The Oxford English Dictionary, 2nd ed, sub verbo “domicile."


Specialized Dictionaries:

Walter Goode, Dictionary of Trade Policy Terms, 4th ed (Cambridge: Cambridge University Press, 2003) sub verbo “re-exports."


Legal encyclopedias are not normally cited, but are used as one begins research to learn about a legal issue and find references to primary sources of law. Examples for the print and electronic versions of the two Canadian encyclopedias follow.

Canadian Encyclopedic Digest (CED):

The CED is currently in its 4th edition (shorten to 4th).  The loose-leaf set of the CED is published in two versions - Ontario (Ont) and Western (West). There is an alphabetical arrangement of subjects (known as "titles"). The online version, available via WestlawNext Canada, sometimes refers to the Ontario or Western versions; include this information in your citation if it is provided.


Print:  CED (West 4th), vol 49, title 139 at para 460.  This citation refers to paragraph 460 under the subject Restitution (title 139), which is found in volume 49 of the set. 

Online:  CED 4th, Remedies 6.3.f at para 460. 


Halsbury’s Laws of Canada:

Halsbury's is currently in its 1st edition but reissues volumes periodically. It is important to include this information in your citation because it is similar to an edition statement. Halsbury's uses an alphabetical arrangement with no volume numbers. Note that in the print version and online version, available via Lexis Advance Quicklaw, a shortened designation for subjects is used.

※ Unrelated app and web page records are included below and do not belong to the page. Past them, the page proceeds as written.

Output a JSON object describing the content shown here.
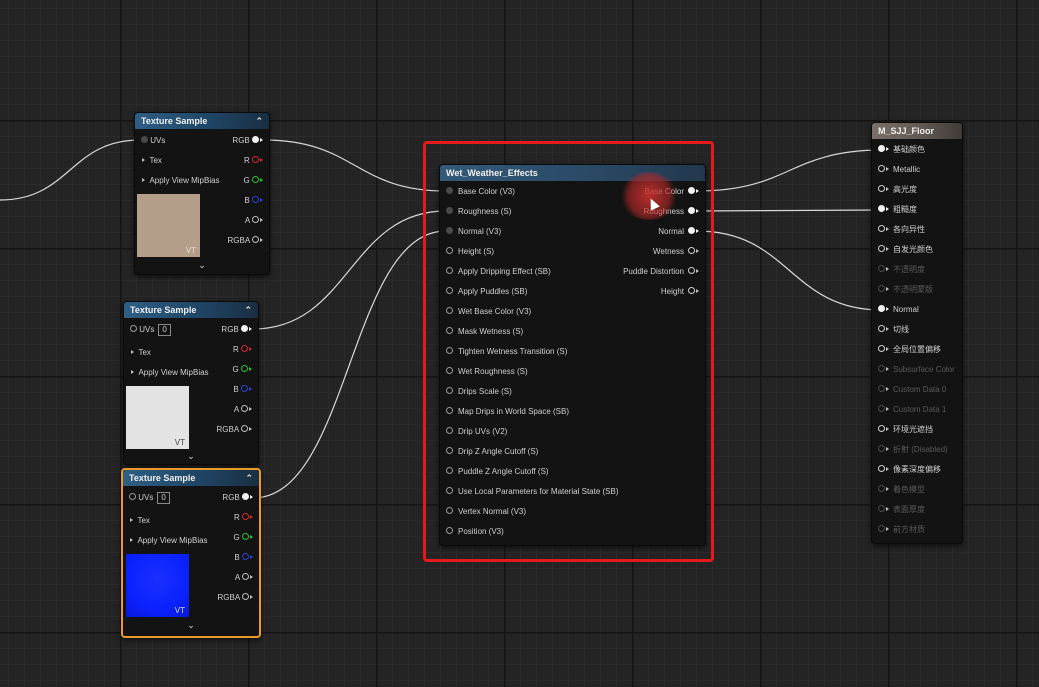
{
  "colors": {
    "selection_outline": "#e89a2c",
    "highlight_box": "#e6191d",
    "header": "#2f5f85"
  },
  "texture_nodes": [
    {
      "title": "Texture Sample",
      "uv_label": "UVs",
      "uv_value": "",
      "tex_label": "Tex",
      "mip_label": "Apply View MipBias",
      "outputs": [
        "RGB",
        "R",
        "G",
        "B",
        "A",
        "RGBA"
      ],
      "preview_color": "#b49e8a",
      "vt_label": "VT",
      "expand_icon": "chevron-down-icon"
    },
    {
      "title": "Texture Sample",
      "uv_label": "UVs",
      "uv_value": "0",
      "tex_label": "Tex",
      "mip_label": "Apply View MipBias",
      "outputs": [
        "RGB",
        "R",
        "G",
        "B",
        "A",
        "RGBA"
      ],
      "preview_color": "#e3e3e3",
      "vt_label": "VT",
      "expand_icon": "chevron-down-icon"
    },
    {
      "title": "Texture Sample",
      "uv_label": "UVs",
      "uv_value": "0",
      "tex_label": "Tex",
      "mip_label": "Apply View MipBias",
      "outputs": [
        "RGB",
        "R",
        "G",
        "B",
        "A",
        "RGBA"
      ],
      "preview_color": "#0b22ff",
      "vt_label": "VT",
      "expand_icon": "chevron-down-icon"
    }
  ],
  "weather_node": {
    "title": "Wet_Weather_Effects",
    "inputs": [
      "Base Color (V3)",
      "Roughness (S)",
      "Normal (V3)",
      "Height (S)",
      "Apply Dripping Effect (SB)",
      "Apply Puddles (SB)",
      "Wet Base Color (V3)",
      "Mask Wetness (S)",
      "Tighten Wetness Transition (S)",
      "Wet Roughness (S)",
      "Drips Scale (S)",
      "Map Drips in World Space (SB)",
      "Drip UVs (V2)",
      "Drip Z Angle Cutoff (S)",
      "Puddle Z Angle Cutoff (S)",
      "Use Local Parameters for Material State (SB)",
      "Vertex Normal (V3)",
      "Position (V3)"
    ],
    "outputs": [
      "Base Color",
      "Roughness",
      "Normal",
      "Wetness",
      "Puddle Distortion",
      "Height"
    ]
  },
  "material_node": {
    "title": "M_SJJ_Floor",
    "inputs": [
      {
        "label": "基础颜色",
        "enabled": true
      },
      {
        "label": "Metallic",
        "enabled": true
      },
      {
        "label": "高光度",
        "enabled": true
      },
      {
        "label": "粗糙度",
        "enabled": true
      },
      {
        "label": "各向异性",
        "enabled": true
      },
      {
        "label": "自发光颜色",
        "enabled": true
      },
      {
        "label": "不透明度",
        "enabled": false
      },
      {
        "label": "不透明蒙版",
        "enabled": false
      },
      {
        "label": "Normal",
        "enabled": true
      },
      {
        "label": "切线",
        "enabled": true
      },
      {
        "label": "全局位置偏移",
        "enabled": true
      },
      {
        "label": "Subsurface Color",
        "enabled": false
      },
      {
        "label": "Custom Data 0",
        "enabled": false
      },
      {
        "label": "Custom Data 1",
        "enabled": false
      },
      {
        "label": "环境光遮挡",
        "enabled": true
      },
      {
        "label": "折射 (Disabled)",
        "enabled": false
      },
      {
        "label": "像素深度偏移",
        "enabled": true
      },
      {
        "label": "着色模型",
        "enabled": false
      },
      {
        "label": "表面厚度",
        "enabled": false
      },
      {
        "label": "前方材质",
        "enabled": false
      }
    ]
  }
}
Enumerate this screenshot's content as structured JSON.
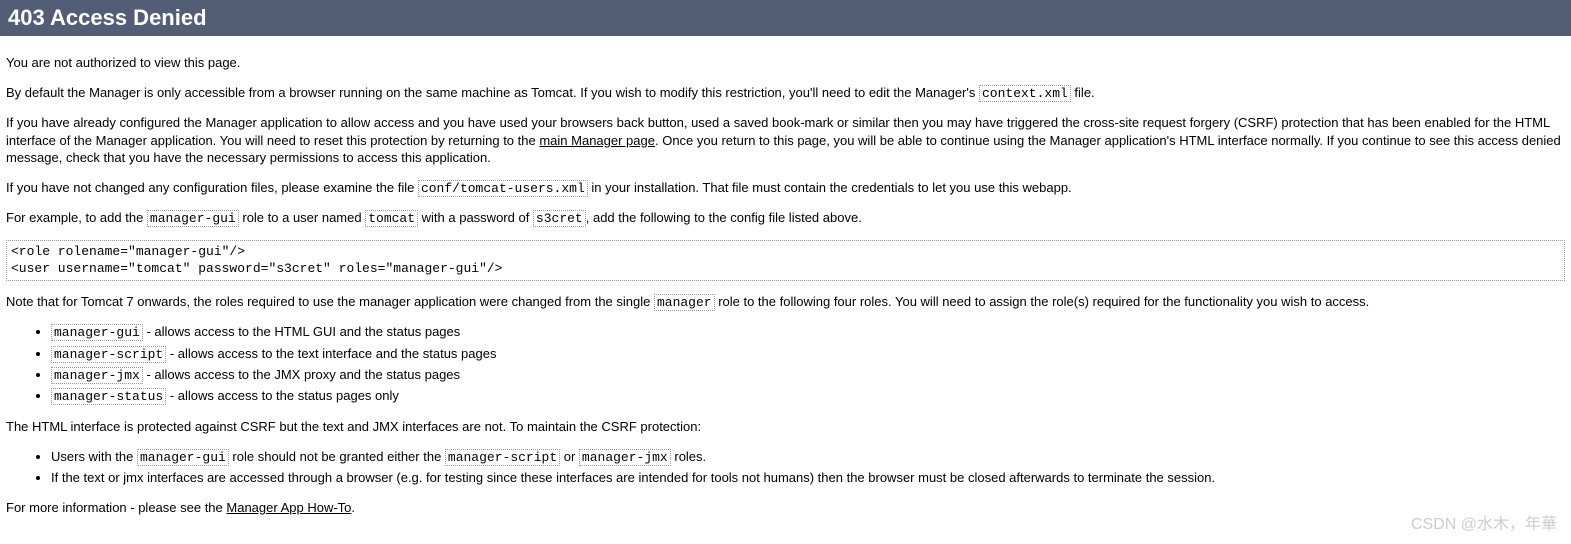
{
  "title": "403 Access Denied",
  "p1": "You are not authorized to view this page.",
  "p2_a": "By default the Manager is only accessible from a browser running on the same machine as Tomcat. If you wish to modify this restriction, you'll need to edit the Manager's ",
  "p2_code": "context.xml",
  "p2_b": " file.",
  "p3_a": "If you have already configured the Manager application to allow access and you have used your browsers back button, used a saved book-mark or similar then you may have triggered the cross-site request forgery (CSRF) protection that has been enabled for the HTML interface of the Manager application. You will need to reset this protection by returning to the ",
  "p3_link": "main Manager page",
  "p3_b": ". Once you return to this page, you will be able to continue using the Manager application's HTML interface normally. If you continue to see this access denied message, check that you have the necessary permissions to access this application.",
  "p4_a": "If you have not changed any configuration files, please examine the file ",
  "p4_code": "conf/tomcat-users.xml",
  "p4_b": " in your installation. That file must contain the credentials to let you use this webapp.",
  "p5_a": "For example, to add the ",
  "p5_code1": "manager-gui",
  "p5_b": " role to a user named ",
  "p5_code2": "tomcat",
  "p5_c": " with a password of ",
  "p5_code3": "s3cret",
  "p5_d": ", add the following to the config file listed above.",
  "pre": "<role rolename=\"manager-gui\"/>\n<user username=\"tomcat\" password=\"s3cret\" roles=\"manager-gui\"/>",
  "p6_a": "Note that for Tomcat 7 onwards, the roles required to use the manager application were changed from the single ",
  "p6_code": "manager",
  "p6_b": " role to the following four roles. You will need to assign the role(s) required for the functionality you wish to access.",
  "roles": [
    {
      "name": "manager-gui",
      "desc": " - allows access to the HTML GUI and the status pages"
    },
    {
      "name": "manager-script",
      "desc": " - allows access to the text interface and the status pages"
    },
    {
      "name": "manager-jmx",
      "desc": " - allows access to the JMX proxy and the status pages"
    },
    {
      "name": "manager-status",
      "desc": " - allows access to the status pages only"
    }
  ],
  "p7": "The HTML interface is protected against CSRF but the text and JMX interfaces are not. To maintain the CSRF protection:",
  "csrf": {
    "item1_a": "Users with the ",
    "item1_code1": "manager-gui",
    "item1_b": " role should not be granted either the ",
    "item1_code2": "manager-script",
    "item1_c": " or ",
    "item1_code3": "manager-jmx",
    "item1_d": " roles.",
    "item2": "If the text or jmx interfaces are accessed through a browser (e.g. for testing since these interfaces are intended for tools not humans) then the browser must be closed afterwards to terminate the session."
  },
  "p8_a": "For more information - please see the ",
  "p8_link": "Manager App How-To",
  "p8_b": ".",
  "watermark": "CSDN @水木，年華"
}
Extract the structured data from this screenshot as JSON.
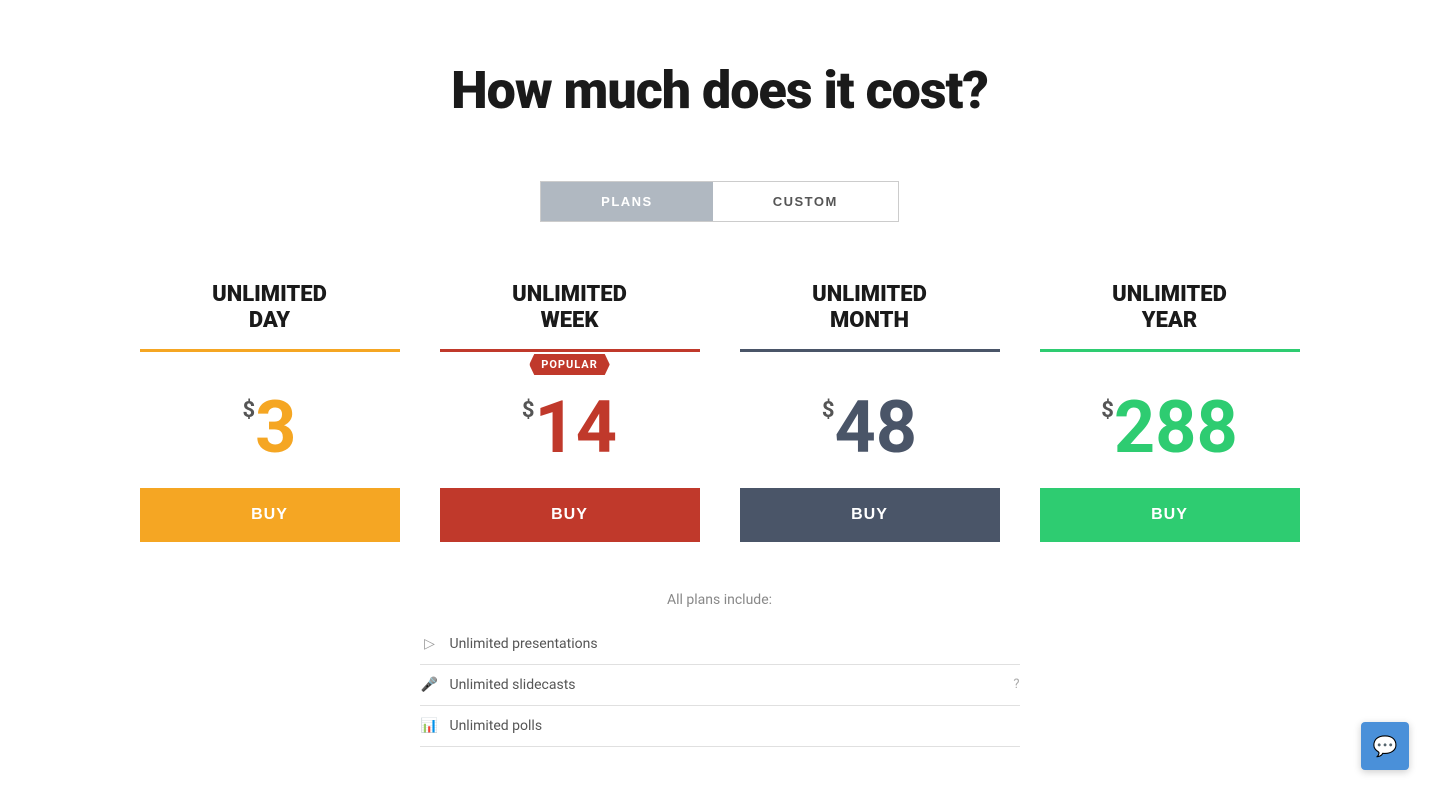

For example, HLP stands for Halsbury's Legal Profession. 


Print or Online:  Halsbury’s Laws of Canada, Legal Profession (2013 reissue) at para 228. 

In this example, it is not necessary to include the designation HLP-228 because all of infomation is provided in the citation, and it is too cryptic for anyone unfamiliar with Halsbury's.